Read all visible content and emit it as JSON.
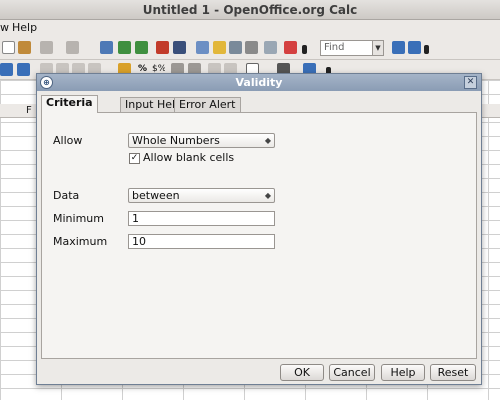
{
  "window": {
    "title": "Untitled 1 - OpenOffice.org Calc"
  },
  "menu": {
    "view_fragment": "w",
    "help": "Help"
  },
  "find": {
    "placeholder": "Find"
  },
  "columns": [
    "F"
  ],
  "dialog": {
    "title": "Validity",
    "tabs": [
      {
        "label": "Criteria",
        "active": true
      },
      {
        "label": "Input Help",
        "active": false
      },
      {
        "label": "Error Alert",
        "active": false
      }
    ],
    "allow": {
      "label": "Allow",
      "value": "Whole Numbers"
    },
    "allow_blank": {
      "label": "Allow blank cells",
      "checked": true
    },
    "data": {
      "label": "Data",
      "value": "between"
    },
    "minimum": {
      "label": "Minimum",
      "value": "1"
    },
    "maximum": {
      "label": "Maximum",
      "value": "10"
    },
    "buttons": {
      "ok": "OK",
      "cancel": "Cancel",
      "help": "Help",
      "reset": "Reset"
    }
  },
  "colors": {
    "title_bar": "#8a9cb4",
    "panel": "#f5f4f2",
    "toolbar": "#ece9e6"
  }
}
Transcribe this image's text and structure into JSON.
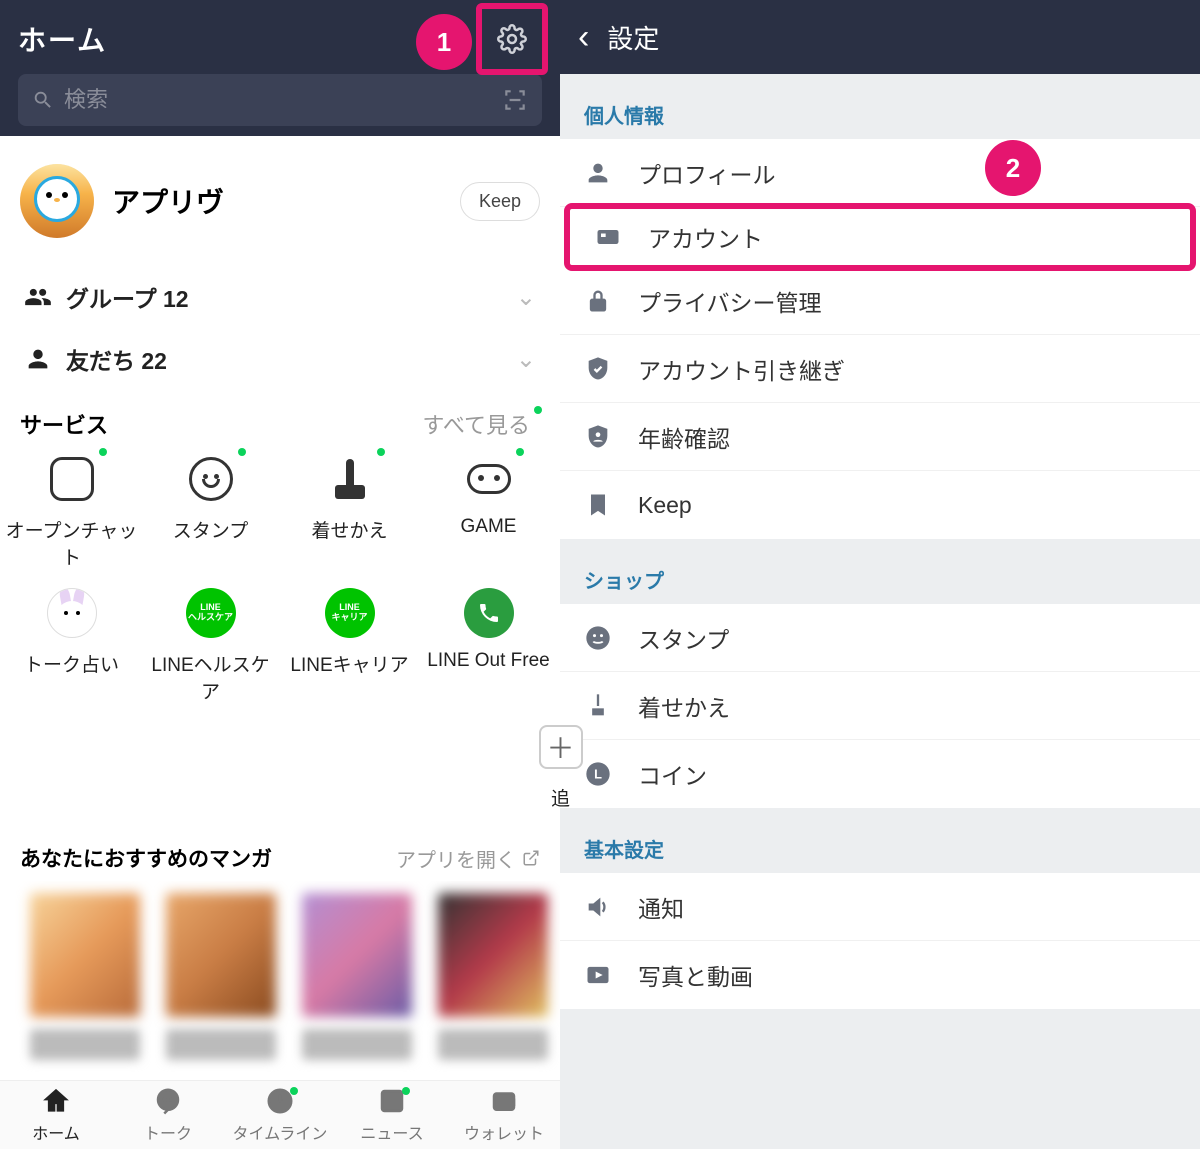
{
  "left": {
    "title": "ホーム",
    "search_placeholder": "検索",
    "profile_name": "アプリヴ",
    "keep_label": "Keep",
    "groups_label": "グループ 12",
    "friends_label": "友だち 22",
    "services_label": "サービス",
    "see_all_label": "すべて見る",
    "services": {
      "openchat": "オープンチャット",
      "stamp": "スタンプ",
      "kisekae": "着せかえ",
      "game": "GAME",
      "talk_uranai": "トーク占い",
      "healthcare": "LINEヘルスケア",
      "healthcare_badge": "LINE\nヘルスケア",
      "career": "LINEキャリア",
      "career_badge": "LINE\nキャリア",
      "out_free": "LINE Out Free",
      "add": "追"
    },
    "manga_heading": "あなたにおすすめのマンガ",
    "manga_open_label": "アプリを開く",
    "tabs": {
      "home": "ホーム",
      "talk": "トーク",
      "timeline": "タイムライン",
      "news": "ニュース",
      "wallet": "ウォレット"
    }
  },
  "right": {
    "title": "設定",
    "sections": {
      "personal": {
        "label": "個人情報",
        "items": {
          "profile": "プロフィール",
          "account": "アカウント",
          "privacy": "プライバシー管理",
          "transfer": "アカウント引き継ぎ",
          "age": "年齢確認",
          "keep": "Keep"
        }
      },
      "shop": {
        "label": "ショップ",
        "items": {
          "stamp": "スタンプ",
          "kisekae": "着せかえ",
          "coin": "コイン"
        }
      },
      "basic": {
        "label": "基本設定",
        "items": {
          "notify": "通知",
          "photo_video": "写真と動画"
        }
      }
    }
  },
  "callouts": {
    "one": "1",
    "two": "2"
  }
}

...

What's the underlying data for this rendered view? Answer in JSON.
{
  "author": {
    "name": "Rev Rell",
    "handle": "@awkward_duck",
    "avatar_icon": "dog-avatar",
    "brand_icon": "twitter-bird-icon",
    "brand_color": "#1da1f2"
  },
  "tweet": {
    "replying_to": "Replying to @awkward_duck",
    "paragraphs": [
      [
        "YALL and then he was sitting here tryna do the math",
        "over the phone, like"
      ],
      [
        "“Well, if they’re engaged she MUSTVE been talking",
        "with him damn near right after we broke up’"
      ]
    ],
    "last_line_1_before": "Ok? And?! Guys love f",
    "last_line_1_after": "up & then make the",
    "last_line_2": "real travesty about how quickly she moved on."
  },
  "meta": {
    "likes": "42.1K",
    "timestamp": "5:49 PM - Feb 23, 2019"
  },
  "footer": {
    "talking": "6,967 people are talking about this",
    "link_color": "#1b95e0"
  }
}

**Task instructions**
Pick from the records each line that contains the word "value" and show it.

**Result below**
      "value": "Whole Numbers"
      "value": "between"
      "value": "1"
      "value": "10"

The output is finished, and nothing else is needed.